The Bible and Digital Millennials explores the place of the Bible in the lives of 18 to 35 year-olds who have been born into the digital age. As the use of digital media becomes increasingly pervasive, it should follow that it will have a significant effect on people’s engagement with religion and the sacred texts associated with it. Drawing on contemporary in-depth surveys, this study unpacks digital millennials’ stance towards, use of and engagement with the Bible in both offline and online settings.
The book features results from a nationally representative survey of 2,000 young British people specifically commissioned for this project. The data is also compared with the findings of others, including a poll of 850 British Bible-centric Christians and recent Bible engagement surveys from the USA.
This book investigates the relevance of the Bible to the lives of those who have grown up in the digital age. It will, therefore, offer fresh insight to any scholar of biblical studies, religion and digital media, and religious studies.
Table of Contents
1 Digital millennials: their stance towards the Bible
2 Digital millennials: their Bible use
3 Digital millennials: the Bible and social media
4 Bible-centric digital millennials
5 A comparison with the USA
This book was co-authored by a team from the CODEC Research Centre for Digital Theology, Durham University, UK: David G. Ford (Post-Doctoral Research Assistant), Joshua L. Mann (Research Fellow for Biblical Literacy) and Peter M. Phillips (Research Fellow in Digital Theology and Director of CODEC).
"What place has the Scriptures in the lives of young adults? The Bible and Digital Millennials analyses the findings of two surveys of millennials, Christian and otherwise, looking at their faith and interaction with the Scriptures.

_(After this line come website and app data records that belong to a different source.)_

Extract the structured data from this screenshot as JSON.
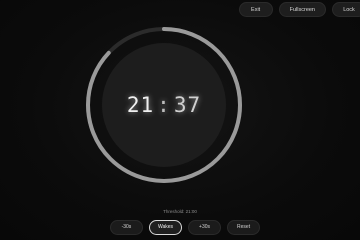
{
  "top_controls": {
    "exit_label": "Exit",
    "fullscreen_label": "Fullscreen",
    "lock_label": "Lock"
  },
  "timer": {
    "minutes": "21",
    "separator": ":",
    "seconds": "37",
    "progress": 0.87
  },
  "threshold_text": "Threshold: 21:00",
  "bottom_controls": {
    "minus_label": "-30s",
    "pause_label": "Wakes",
    "plus_label": "+30s",
    "reset_label": "Reset"
  },
  "colors": {
    "background": "#0b0b0b",
    "ring_track": "#2b2b2b",
    "ring_progress": "#9a9a9a",
    "inner_circle": "#1d1d1d"
  }
}
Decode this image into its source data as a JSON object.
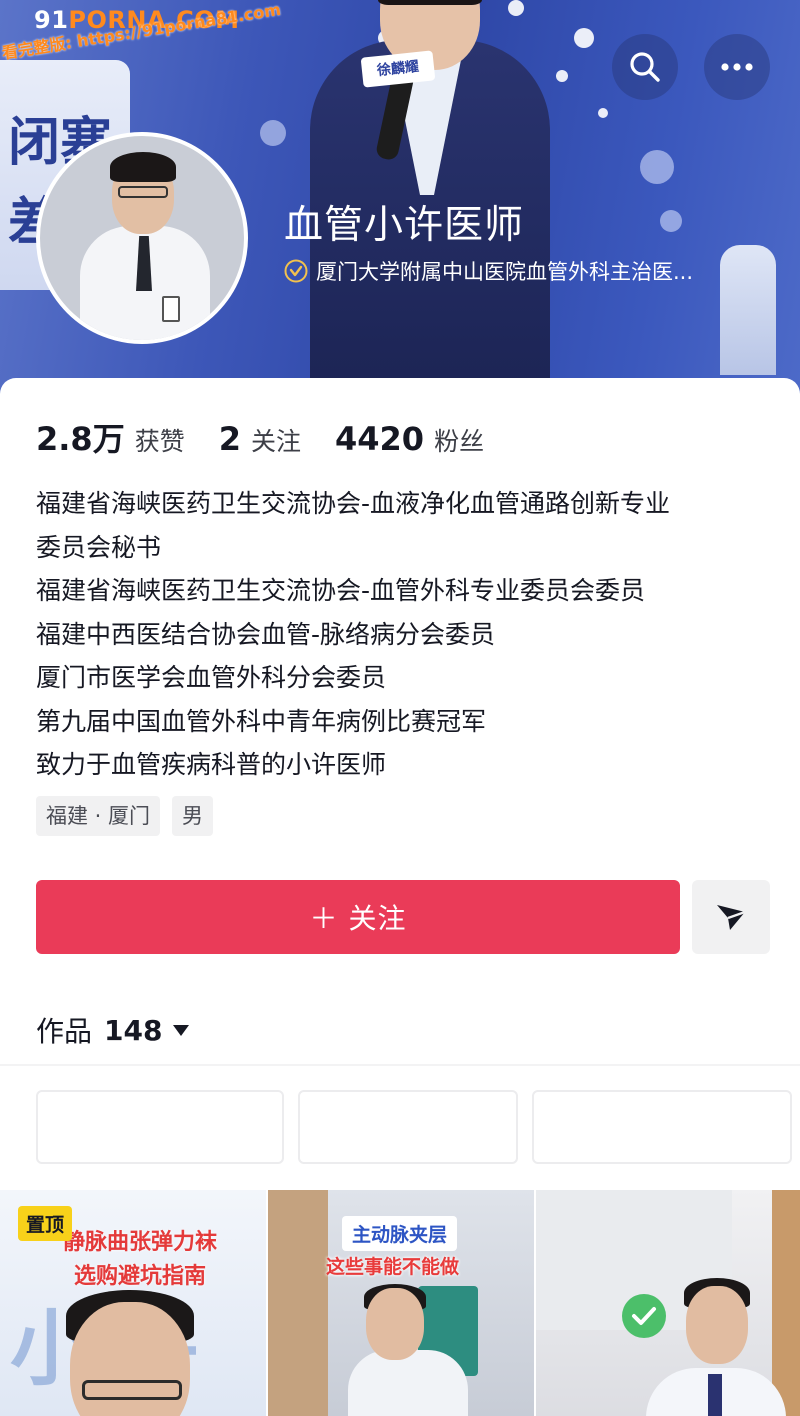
{
  "watermark": {
    "logo_prefix": "91",
    "logo_main": "PORNA.COM",
    "line": "看完整版: https://91porna81.com"
  },
  "cover": {
    "mic_card_text": "徐麟耀"
  },
  "header": {
    "search_icon": "search-icon",
    "more_icon": "more-icon"
  },
  "profile": {
    "name": "血管小许医师",
    "verification": "厦门大学附属中山医院血管外科主治医...",
    "verification_icon": "verified-badge-icon",
    "verification_color": "#f2c14e"
  },
  "stats": [
    {
      "value": "2.8万",
      "label": "获赞"
    },
    {
      "value": "2",
      "label": "关注"
    },
    {
      "value": "4420",
      "label": "粉丝"
    }
  ],
  "bio": [
    "福建省海峡医药卫生交流协会-血液净化血管通路创新专业",
    "委员会秘书",
    "福建省海峡医药卫生交流协会-血管外科专业委员会委员",
    "福建中西医结合协会血管-脉络病分会委员",
    "厦门市医学会血管外科分会委员",
    "第九届中国血管外科中青年病例比赛冠军",
    "致力于血管疾病科普的小许医师"
  ],
  "tags": [
    "福建 · 厦门",
    "男"
  ],
  "actions": {
    "follow_label": "＋ 关注",
    "follow_color": "#ea3b58",
    "share_icon": "send-icon"
  },
  "works": {
    "label": "作品",
    "count": "148",
    "dropdown_icon": "caret-down-icon"
  },
  "videos": [
    {
      "badge": "置顶",
      "title_line1": "静脉曲张弹力袜",
      "title_line2": "选购避坑指南",
      "overlay": "小许"
    },
    {
      "label1": "主动脉夹层",
      "label2": "这些事能不能做"
    },
    {
      "icon": "check-icon"
    }
  ]
}
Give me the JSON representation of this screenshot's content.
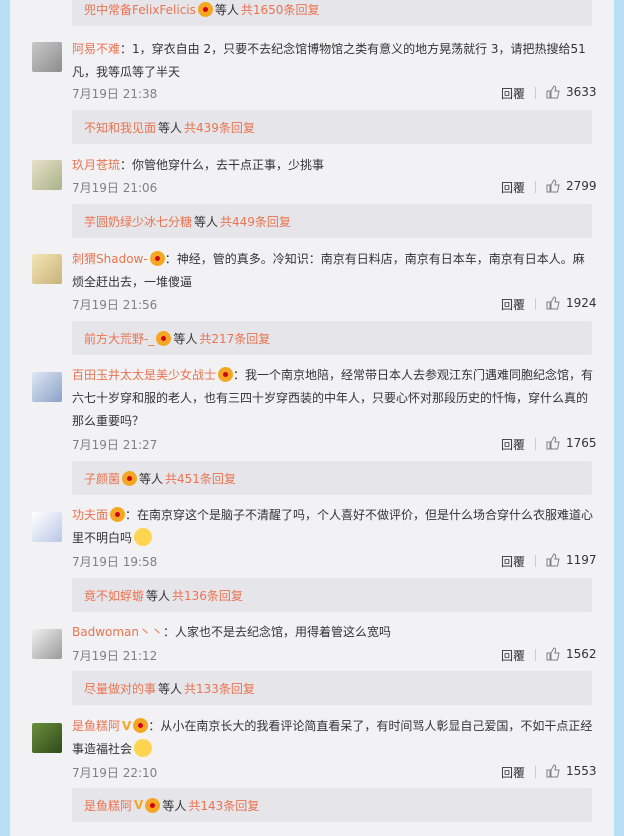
{
  "comments": [
    {
      "reply_preview": {
        "who": "兜中常备FelixFelicis",
        "mid": "等人",
        "count": "共1650条回复"
      }
    },
    {
      "name": "阿易不难",
      "text": "：1，穿衣自由 2，只要不去纪念馆博物馆之类有意义的地方晃荡就行 3，请把热搜给51凡，我等瓜等了半天",
      "time": "7月19日 21:38",
      "reply": "回覆",
      "likes": "3633",
      "reply_preview": {
        "who": "不知和我见面",
        "mid": "等人",
        "count": "共439条回复"
      }
    },
    {
      "name": "玖月苍琉",
      "text": "：你管他穿什么，去干点正事，少挑事",
      "time": "7月19日 21:06",
      "reply": "回覆",
      "likes": "2799",
      "reply_preview": {
        "who": "芋圆奶绿少冰七分糖",
        "mid": "等人",
        "count": "共449条回复"
      }
    },
    {
      "name": "刺猬Shadow-",
      "text": "：神经，管的真多。冷知识：南京有日料店，南京有日本车，南京有日本人。麻烦全赶出去，一堆傻逼",
      "time": "7月19日 21:56",
      "reply": "回覆",
      "likes": "1924",
      "reply_preview": {
        "who": "前方大荒野-_",
        "mid": "等人",
        "count": "共217条回复"
      }
    },
    {
      "name": "百田玉井太太是美少女战士",
      "text": "：我一个南京地陪，经常带日本人去参观江东门遇难同胞纪念馆，有六七十岁穿和服的老人，也有三四十岁穿西装的中年人，只要心怀对那段历史的忏悔，穿什么真的那么重要吗？",
      "time": "7月19日 21:27",
      "reply": "回覆",
      "likes": "1765",
      "reply_preview": {
        "who": "子颜菌",
        "mid": "等人",
        "count": "共451条回复"
      }
    },
    {
      "name": "功夫面",
      "text": "：在南京穿这个是脑子不清醒了吗，个人喜好不做评价，但是什么场合穿什么衣服难道心里不明白吗",
      "time": "7月19日 19:58",
      "reply": "回覆",
      "likes": "1197",
      "reply_preview": {
        "who": "竟不如蜉蝣",
        "mid": "等人",
        "count": "共136条回复"
      }
    },
    {
      "name": "Badwoman丶丶",
      "text": "：人家也不是去纪念馆，用得着管这么宽吗",
      "time": "7月19日 21:12",
      "reply": "回覆",
      "likes": "1562",
      "reply_preview": {
        "who": "尽量做对的事",
        "mid": "等人",
        "count": "共133条回复"
      }
    },
    {
      "name": "是鱼糕阿",
      "text": "：从小在南京长大的我看评论简直看呆了，有时间骂人彰显自己爱国，不如干点正经事造福社会",
      "time": "7月19日 22:10",
      "reply": "回覆",
      "likes": "1553",
      "reply_preview": {
        "who": "是鱼糕阿",
        "mid": "等人",
        "count": "共143条回复"
      }
    }
  ],
  "colors": {
    "accent": "#eb7350",
    "background": "#b9dff5",
    "panel": "#f2f2f5"
  },
  "icons": {
    "like": "thumbs-up-icon",
    "badge": "vip-badge-icon"
  }
}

It is an academic book, that is, it is factual, discursive, and backed up by appropriate references. It shows that millennials are mostly indifferent towards the Bible rather than antagonistic, and some of their actions betray that neutrality. The analysis is helpfully broken down into three groups – Christian, Other Religions, and those with No Religion, and some (under half) in each group do engage with the Bible, mostly when at a church service, and most commonly when it is a printed version rather than in a digital format. There is a built-in tolerance towards religions in the UK, but Christianity isn’t a laissez-faire religion – its followers are bidden to be productive in taking the gospel into all the world. These survey summaries indicate no room for complacency either on the part of the commissioner of them (Bible Society), nor the agents through whom the Bible is so often transmitted (the church and its clergy), nor the congregational participants, especially if Millennials." – Dr Peter Brierley, Brierley Consultancy, UK
"For those seeking to understand the changing landscape of Christianity in the UK, the attitudes and behaviours of the generation known as millennials are of significant interest. In this study, CODEC draw on survey data of nearly 2000 ‘digital’ millennials to reveal how young adults think about and engage with the Bible in particular. Their clearly written analysis makes this data set accessible and useful, and covers a range of interesting topics including the Bible and social media, and comparison with the US context. This valuable and thought-provoking study will be of interest to sociologists and theologians, as well as missional organisations and church leaders." – Dr Rhiannon McAleer, Head of Research, Bible Society, UK
"I have found this research incredibly helpful. We know the Bible is not an optional extra for our faith and discipleship, and yet it has felt increasingly difficult to confidently engage young adults with Scripture. This research helps us navigate the changing landscape of how young adults are accessing the Bible through technology or being distracted by the digital revolution. I have found it revealing to see how unmoved millennials appear to be about the Bible, there seems to be a serious lack of passion and commitment to the importance and power of the Bible to orientate, navigate and transform lives. I hope the church can be challenged and equipped by this research to step up our discipleship around the word of God and bring back the joy and discipline of living lives shaped by Scripture." – Rev Miriam Swaffield, Global Student Mission Leader for Fusion Movement, UK
"Through this timely book, CODEC’s researchers have plugged a large gap in our knowledge of how contemporary Britons engage with the Bible. Data from a robust national survey of digitally-savvy millennials are clearly presented, in non-technical language and figures, and dispassionately analysed. These young adults exhibited a qualified indifference towards the Bible. Meaningful comparisons are drawn with an opportunity sample of predominantly evangelical UK churchgoers and with recent studies among the US population. The work will be essential (and challenging) reading for empirical theologians and church leaders seeking insights into the future reception of the Bible in a digital world." – Dr Clive D. Field, University of Birmingham, UK and British Religion in Numbers